The topic of Wind of Ball appears in internet forums from time to time. Even though there have been noted cases taking place on land, it seems most commonly associated with naval battles. It’s even briefly mentioned in the fictional, Master and Commander book series by Patrick O’Brian and the non-fiction book, Six Frigates by Ian W. Toll. One of the possible factors to this is that naval battles in the Nelsonian era were fought at short distances when the velocity of the shot was still at its peak. The one thing that typically seems to be missing from the accounts of doctors and captains is the distances of any two combatant ships when the Wind of Ball injuries or deaths occurred. So, given the manner of naval battles of the era starting at several hundred yards and closing to board and capture, especially with deck clearing grapeshot still being fired within several yards of boarding, which could lend the theory some credibility.
In searching for velocities from cannons of the era, I found a site dedicated to the HMS Victory museum ship. They claim that a 32 pounder achieved a velocity of 1600 feet per second. The picture below shows calculated velocities and was posted on a gaming forum, but the topic was about realistic velocities and oak penetration. The source mentioned in the picture is said to be from the Aide Mémoir Navale and seems to be close to the 1600 fps mentioned in the HMS Victory page. The picture mentions that the “Ballistic Pendulum” was used to calculate the velocities, which is an interesting topic on its own.
Despite the documentation available to us in this age of communication, skepticism still remains; ranging from dismissing the notion outright, to those that believe the injuries were from being jostled, tossed, or thrown into other objects. I also read one opinion that it was not the movement of air coming off the projectile, but instead, a drastic change in pressure, which the body or parts of it couldn’t handle. With modern examples of cannons being used in the Middle East, there’s a chance such injuries or deaths could be seen again, but with such limited use, it’s doubtful. There are no modern tests of the theory of Wind of Ball that I’m aware of, nor are there any YouTube videos dedicated to the subject.
The closest example available to us would be the video of a hunter nearly missing (but still killing) a deer with a .50BMG. Matt at Demolition Ranch tested this theory to some degree and it appears that wind is not the deadly factor, however, a modern pointed projectile does differ in shape and mass of a cannonball.

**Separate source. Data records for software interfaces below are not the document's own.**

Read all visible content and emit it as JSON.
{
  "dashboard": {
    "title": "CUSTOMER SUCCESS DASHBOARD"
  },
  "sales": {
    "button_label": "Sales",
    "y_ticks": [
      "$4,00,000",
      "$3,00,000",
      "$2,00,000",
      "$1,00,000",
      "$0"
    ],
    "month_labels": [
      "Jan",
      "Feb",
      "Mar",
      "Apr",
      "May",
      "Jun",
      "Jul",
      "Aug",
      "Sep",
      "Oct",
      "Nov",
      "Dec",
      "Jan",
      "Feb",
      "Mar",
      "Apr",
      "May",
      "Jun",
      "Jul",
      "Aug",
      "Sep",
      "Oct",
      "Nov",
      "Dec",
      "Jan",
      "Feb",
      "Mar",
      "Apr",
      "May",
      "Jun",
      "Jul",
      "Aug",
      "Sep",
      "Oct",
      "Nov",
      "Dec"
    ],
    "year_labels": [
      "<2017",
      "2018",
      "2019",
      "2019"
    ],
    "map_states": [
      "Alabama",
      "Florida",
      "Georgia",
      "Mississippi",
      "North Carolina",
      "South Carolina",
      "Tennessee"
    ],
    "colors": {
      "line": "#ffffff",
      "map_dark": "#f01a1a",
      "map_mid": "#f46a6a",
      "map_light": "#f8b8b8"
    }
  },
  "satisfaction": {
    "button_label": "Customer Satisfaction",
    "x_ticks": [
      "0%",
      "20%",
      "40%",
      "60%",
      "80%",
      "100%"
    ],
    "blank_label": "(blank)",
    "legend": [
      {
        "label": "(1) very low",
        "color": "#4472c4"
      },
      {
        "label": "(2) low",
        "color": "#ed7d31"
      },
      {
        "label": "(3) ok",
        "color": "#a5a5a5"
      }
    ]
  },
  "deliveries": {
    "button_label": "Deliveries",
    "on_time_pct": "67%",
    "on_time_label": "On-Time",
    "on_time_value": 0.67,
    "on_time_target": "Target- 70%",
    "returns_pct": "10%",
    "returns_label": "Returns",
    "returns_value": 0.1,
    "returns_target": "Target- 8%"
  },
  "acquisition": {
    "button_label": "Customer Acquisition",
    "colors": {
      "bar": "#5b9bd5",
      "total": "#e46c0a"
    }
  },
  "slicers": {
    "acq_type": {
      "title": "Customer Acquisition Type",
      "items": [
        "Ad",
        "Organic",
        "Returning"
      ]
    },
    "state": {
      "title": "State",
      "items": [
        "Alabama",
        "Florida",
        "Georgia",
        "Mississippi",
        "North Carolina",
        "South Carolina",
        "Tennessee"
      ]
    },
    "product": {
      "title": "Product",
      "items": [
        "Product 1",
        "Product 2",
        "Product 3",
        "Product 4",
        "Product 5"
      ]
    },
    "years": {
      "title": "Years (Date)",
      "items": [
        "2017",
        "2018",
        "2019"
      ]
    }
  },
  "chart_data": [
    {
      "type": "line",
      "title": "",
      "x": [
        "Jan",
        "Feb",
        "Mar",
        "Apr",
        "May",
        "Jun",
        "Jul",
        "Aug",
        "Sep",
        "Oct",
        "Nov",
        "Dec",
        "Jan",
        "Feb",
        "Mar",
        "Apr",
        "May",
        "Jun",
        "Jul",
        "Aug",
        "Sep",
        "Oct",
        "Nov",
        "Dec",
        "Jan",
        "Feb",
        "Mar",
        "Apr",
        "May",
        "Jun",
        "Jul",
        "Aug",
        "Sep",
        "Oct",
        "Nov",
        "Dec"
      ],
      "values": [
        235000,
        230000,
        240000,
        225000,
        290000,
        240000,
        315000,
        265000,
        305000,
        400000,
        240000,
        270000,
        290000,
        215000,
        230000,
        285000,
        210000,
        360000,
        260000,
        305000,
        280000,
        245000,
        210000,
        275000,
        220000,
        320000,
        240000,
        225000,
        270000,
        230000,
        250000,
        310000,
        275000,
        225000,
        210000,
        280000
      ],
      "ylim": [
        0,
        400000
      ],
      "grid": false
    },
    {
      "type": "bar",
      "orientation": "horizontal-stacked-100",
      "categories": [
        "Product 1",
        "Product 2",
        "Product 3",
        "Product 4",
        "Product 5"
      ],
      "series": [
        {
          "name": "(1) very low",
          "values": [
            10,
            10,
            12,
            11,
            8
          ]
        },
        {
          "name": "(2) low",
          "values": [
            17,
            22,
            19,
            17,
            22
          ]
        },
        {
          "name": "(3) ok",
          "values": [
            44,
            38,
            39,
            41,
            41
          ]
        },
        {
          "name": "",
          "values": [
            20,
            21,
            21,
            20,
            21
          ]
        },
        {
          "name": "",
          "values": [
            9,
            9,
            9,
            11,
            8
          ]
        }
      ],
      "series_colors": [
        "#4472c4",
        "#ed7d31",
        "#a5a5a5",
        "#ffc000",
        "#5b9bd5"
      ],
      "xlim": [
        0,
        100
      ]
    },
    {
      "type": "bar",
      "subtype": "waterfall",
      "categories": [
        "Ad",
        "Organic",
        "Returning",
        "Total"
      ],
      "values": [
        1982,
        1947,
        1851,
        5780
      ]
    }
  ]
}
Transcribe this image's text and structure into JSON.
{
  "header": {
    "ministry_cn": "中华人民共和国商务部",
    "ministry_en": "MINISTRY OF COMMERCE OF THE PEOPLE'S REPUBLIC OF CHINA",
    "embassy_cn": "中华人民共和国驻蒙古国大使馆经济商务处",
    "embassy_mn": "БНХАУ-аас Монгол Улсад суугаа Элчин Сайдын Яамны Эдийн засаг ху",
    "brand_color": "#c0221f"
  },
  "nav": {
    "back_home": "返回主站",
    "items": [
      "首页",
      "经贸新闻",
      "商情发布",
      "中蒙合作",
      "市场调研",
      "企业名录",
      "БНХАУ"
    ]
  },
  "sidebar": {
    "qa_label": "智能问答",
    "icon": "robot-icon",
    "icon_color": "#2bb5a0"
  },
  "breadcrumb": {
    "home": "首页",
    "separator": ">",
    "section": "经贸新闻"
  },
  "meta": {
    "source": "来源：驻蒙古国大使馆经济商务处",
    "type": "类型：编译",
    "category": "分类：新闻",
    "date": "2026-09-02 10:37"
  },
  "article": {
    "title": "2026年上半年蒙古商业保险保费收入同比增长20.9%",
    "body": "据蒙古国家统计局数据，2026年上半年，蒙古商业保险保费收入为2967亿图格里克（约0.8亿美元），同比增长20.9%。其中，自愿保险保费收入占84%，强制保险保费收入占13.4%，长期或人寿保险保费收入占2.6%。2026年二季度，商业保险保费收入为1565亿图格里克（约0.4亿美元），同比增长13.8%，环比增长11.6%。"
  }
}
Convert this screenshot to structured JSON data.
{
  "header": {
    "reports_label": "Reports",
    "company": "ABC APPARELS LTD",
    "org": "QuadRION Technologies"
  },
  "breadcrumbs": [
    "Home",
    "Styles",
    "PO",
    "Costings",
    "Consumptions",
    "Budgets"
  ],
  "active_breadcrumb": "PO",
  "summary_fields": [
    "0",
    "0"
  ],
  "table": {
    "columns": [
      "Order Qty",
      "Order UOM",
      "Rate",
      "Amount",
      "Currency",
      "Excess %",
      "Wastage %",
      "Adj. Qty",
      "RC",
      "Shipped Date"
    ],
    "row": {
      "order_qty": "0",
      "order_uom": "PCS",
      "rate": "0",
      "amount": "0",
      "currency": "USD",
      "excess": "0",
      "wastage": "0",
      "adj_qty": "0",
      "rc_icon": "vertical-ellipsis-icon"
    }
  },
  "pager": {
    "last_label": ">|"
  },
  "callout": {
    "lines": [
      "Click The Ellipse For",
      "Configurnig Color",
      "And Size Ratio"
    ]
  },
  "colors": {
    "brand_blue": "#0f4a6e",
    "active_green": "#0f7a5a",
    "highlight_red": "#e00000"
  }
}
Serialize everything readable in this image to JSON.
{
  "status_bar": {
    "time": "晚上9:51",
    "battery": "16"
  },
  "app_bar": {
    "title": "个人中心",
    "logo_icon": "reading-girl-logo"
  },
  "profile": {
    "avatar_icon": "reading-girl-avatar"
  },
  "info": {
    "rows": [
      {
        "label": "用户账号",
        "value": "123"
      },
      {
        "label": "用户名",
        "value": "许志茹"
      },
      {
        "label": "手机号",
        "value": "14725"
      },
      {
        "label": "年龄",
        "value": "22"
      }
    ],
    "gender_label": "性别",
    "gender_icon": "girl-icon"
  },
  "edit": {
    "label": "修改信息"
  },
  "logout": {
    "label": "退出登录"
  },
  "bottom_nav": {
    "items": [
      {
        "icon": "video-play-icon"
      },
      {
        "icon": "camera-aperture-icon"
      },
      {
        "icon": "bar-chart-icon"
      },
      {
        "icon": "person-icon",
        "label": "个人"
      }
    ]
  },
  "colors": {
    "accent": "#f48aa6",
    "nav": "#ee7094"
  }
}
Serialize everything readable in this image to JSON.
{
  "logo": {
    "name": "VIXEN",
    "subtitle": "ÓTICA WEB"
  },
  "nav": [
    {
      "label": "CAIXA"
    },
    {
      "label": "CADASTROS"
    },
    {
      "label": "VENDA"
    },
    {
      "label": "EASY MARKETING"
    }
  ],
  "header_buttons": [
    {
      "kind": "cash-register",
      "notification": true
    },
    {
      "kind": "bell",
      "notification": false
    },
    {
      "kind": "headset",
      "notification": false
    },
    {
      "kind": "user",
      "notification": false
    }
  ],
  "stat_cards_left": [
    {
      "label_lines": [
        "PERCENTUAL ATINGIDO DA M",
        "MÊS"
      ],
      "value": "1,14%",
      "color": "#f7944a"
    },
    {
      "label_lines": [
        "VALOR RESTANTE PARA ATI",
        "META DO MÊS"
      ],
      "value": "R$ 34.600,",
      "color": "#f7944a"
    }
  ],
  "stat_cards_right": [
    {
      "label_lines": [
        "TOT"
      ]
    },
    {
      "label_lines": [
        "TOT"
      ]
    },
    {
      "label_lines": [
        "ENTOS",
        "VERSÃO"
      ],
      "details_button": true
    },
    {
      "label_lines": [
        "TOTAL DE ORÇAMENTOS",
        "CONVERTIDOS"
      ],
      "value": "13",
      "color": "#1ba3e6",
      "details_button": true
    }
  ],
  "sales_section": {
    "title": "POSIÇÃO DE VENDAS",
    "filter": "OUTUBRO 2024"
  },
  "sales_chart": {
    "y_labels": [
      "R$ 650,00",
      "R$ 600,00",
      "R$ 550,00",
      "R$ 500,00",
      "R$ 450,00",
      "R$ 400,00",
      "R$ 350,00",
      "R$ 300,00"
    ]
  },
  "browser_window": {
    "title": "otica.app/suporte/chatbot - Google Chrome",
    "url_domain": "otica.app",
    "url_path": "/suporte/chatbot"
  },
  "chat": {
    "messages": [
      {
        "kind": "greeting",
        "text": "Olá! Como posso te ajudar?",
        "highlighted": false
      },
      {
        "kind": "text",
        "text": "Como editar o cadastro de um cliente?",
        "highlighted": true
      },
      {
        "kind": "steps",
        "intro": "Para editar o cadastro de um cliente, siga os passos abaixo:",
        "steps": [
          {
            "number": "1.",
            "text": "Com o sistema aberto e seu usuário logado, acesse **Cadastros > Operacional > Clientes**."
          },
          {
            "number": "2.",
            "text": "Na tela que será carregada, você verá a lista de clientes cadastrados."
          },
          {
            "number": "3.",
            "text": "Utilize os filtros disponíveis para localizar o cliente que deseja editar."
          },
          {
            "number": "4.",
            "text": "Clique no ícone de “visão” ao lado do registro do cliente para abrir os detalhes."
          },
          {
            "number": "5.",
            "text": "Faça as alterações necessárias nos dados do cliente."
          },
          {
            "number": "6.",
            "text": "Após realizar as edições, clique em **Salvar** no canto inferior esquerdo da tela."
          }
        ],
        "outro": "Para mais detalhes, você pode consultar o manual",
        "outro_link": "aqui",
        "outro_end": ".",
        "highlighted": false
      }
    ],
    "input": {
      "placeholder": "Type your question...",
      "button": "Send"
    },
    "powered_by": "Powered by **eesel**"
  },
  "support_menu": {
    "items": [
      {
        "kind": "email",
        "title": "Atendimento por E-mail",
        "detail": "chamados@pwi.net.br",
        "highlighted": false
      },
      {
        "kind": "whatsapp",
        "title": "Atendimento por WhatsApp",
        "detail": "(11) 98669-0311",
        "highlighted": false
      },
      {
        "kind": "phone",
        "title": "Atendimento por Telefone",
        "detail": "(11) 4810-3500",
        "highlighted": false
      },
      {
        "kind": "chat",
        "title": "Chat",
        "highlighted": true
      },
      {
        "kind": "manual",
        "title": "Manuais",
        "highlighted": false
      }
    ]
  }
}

Where do you stand on the topic? Is there something to it, or is it just wind?